== Data for analysis ==
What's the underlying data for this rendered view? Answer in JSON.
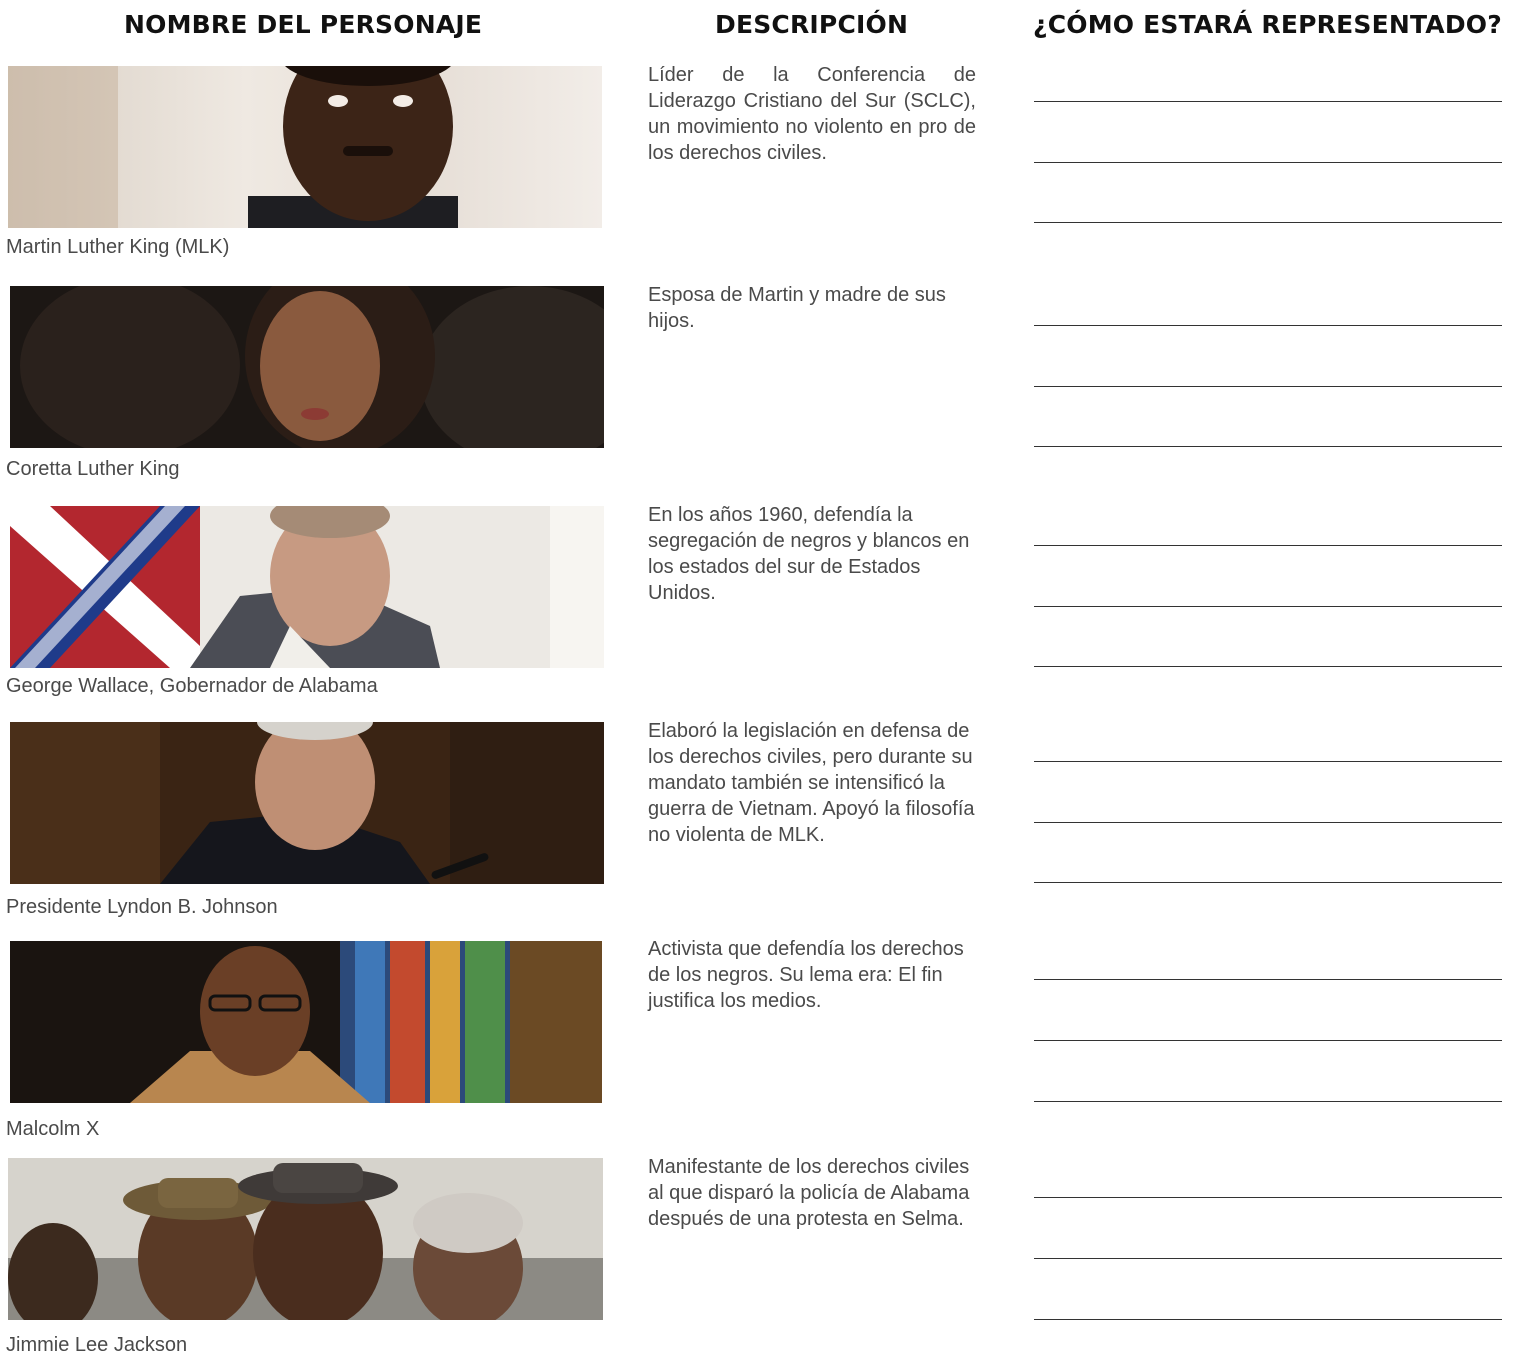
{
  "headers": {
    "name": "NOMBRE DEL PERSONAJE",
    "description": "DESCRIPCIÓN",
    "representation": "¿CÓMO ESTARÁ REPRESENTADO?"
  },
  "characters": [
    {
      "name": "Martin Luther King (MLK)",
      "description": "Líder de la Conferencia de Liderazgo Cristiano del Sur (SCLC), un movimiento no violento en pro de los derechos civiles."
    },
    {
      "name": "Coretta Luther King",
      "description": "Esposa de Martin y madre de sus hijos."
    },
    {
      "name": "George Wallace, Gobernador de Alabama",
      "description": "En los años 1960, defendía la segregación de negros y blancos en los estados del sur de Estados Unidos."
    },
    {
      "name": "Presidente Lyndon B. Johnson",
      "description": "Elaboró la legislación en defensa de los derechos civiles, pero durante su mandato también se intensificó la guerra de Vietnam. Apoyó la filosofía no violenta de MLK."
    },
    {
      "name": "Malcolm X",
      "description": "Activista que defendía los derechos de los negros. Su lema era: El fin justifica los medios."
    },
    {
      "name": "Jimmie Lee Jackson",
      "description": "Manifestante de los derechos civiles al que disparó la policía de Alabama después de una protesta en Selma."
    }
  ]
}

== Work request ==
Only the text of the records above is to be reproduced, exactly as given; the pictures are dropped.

== Task response ==
What's the underlying data for this rendered view? Answer in JSON.
{
  "headers": {
    "name": "NOMBRE DEL PERSONAJE",
    "description": "DESCRIPCIÓN",
    "representation": "¿CÓMO ESTARÁ REPRESENTADO?"
  },
  "characters": [
    {
      "name": "Martin Luther King (MLK)",
      "description": "Líder de la Conferencia de Liderazgo Cristiano del Sur (SCLC), un movimiento no violento en pro de los derechos civiles."
    },
    {
      "name": "Coretta Luther King",
      "description": "Esposa de Martin y madre de sus hijos."
    },
    {
      "name": "George Wallace, Gobernador de Alabama",
      "description": "En los años 1960, defendía la segregación de negros y blancos en los estados del sur de Estados Unidos."
    },
    {
      "name": "Presidente Lyndon B. Johnson",
      "description": "Elaboró la legislación en defensa de los derechos civiles, pero durante su mandato también se intensificó la guerra de Vietnam. Apoyó la filosofía no violenta de MLK."
    },
    {
      "name": "Malcolm X",
      "description": "Activista que defendía los derechos de los negros. Su lema era: El fin justifica los medios."
    },
    {
      "name": "Jimmie Lee Jackson",
      "description": "Manifestante de los derechos civiles al que disparó la policía de Alabama después de una protesta en Selma."
    }
  ]
}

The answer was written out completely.